» Activity
Every line below that contains "JSON" is to be copied.

[Dataset records]

== Segment start ==

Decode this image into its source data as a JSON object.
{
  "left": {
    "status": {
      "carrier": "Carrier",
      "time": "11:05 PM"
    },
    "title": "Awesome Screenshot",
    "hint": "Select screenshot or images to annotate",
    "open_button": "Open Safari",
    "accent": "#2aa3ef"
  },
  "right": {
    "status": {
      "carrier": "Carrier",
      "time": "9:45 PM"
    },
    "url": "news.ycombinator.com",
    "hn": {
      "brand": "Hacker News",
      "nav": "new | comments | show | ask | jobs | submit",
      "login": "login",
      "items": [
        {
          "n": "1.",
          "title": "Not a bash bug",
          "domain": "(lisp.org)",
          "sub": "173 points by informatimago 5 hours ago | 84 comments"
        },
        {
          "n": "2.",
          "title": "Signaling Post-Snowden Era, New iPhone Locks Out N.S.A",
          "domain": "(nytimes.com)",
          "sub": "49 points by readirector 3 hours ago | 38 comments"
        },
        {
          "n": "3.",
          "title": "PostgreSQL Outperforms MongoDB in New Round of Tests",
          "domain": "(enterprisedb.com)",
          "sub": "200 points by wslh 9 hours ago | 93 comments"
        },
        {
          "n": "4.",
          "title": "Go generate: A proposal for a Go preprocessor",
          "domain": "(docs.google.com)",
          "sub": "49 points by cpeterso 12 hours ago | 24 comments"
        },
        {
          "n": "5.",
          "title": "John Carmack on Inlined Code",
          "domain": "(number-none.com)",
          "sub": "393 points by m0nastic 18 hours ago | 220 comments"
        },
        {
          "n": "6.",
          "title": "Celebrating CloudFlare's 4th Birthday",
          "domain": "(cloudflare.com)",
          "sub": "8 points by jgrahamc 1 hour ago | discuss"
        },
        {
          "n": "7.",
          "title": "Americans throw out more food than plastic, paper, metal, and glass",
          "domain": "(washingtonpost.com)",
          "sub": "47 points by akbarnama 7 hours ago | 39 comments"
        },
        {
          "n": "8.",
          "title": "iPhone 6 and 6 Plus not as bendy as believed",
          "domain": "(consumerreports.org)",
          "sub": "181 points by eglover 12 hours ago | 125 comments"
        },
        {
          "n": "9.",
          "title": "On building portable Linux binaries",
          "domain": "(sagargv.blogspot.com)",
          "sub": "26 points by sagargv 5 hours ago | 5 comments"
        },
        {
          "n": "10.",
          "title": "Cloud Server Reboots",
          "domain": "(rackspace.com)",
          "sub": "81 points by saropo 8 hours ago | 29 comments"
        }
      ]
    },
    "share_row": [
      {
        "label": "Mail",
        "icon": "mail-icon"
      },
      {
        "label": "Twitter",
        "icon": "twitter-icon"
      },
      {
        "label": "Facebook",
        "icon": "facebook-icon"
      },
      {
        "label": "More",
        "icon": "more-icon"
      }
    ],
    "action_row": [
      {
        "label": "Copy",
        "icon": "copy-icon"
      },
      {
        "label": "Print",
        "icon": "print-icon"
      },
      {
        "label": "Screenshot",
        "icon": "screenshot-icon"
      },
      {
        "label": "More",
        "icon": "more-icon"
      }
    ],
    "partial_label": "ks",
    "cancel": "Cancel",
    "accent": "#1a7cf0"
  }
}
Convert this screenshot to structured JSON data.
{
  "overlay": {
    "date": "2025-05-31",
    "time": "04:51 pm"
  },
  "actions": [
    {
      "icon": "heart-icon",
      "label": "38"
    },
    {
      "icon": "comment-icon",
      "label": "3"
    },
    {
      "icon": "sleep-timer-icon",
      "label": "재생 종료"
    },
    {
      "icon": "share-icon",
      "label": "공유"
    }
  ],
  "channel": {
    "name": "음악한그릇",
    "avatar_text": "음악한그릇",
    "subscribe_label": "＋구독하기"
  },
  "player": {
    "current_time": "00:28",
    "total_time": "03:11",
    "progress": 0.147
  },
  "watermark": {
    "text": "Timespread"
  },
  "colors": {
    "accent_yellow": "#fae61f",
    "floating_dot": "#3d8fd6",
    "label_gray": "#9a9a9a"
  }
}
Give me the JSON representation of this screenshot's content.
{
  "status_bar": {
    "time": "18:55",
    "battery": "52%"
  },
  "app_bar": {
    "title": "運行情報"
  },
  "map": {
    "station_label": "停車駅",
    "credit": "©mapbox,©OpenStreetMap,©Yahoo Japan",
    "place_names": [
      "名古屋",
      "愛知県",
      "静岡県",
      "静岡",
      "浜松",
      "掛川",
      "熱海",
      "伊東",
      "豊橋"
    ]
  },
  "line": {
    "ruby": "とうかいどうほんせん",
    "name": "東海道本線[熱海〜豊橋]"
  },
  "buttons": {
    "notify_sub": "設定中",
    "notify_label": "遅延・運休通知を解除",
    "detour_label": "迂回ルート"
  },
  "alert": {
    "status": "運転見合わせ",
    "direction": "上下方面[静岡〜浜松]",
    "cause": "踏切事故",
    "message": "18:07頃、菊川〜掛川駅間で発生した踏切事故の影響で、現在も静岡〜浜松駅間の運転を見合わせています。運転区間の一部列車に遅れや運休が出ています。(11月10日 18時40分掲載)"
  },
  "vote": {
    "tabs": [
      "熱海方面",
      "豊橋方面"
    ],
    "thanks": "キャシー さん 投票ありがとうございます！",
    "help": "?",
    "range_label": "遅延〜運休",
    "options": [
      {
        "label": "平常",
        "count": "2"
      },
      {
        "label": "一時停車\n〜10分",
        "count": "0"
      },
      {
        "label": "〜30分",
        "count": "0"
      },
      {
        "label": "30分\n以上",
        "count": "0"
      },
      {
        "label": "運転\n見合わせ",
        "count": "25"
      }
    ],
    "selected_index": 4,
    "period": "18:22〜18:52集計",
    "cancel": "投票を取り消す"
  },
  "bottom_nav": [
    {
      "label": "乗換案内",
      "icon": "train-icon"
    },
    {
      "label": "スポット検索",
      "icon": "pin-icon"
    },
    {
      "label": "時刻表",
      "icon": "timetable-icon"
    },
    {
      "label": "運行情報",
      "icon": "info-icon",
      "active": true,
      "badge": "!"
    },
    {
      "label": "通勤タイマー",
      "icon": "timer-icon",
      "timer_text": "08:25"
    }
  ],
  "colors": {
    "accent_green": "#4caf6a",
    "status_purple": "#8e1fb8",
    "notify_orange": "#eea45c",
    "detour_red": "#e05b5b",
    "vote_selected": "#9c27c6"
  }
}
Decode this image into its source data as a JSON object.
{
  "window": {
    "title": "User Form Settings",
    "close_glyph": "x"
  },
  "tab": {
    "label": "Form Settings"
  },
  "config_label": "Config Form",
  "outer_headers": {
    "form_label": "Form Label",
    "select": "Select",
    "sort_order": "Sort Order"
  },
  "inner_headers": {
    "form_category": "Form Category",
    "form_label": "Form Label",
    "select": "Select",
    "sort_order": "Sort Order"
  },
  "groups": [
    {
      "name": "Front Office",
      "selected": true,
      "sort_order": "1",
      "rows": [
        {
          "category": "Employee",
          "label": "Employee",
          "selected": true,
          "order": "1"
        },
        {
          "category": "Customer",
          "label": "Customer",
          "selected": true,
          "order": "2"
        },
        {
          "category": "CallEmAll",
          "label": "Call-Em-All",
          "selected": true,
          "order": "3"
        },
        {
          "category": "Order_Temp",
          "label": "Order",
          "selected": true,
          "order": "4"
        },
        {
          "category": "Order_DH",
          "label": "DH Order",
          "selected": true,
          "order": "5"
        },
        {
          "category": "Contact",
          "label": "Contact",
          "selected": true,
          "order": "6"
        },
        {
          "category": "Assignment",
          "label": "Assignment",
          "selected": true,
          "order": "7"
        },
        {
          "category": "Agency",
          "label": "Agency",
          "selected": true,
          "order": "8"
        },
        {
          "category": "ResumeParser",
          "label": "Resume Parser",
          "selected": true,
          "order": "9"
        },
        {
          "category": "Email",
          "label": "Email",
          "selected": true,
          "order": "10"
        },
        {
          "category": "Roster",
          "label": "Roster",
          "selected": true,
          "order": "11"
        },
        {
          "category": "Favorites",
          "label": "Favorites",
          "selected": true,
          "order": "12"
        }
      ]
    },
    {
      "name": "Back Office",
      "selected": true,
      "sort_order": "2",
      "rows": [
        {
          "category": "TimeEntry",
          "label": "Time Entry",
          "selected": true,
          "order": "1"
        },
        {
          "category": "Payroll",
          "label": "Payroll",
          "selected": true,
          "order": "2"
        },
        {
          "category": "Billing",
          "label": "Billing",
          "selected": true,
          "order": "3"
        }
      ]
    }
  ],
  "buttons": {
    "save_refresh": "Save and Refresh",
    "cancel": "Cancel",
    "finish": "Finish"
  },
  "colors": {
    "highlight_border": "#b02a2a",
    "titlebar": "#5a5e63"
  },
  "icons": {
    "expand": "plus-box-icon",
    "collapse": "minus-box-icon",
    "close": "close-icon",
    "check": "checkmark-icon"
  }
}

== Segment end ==

» Result for this exercise
Decode this image into its source data as a JSON object.
Convert this screenshot to structured JSON data.
Give me the JSON representation of this screenshot's content.
Decode this image into its source data as a JSON object.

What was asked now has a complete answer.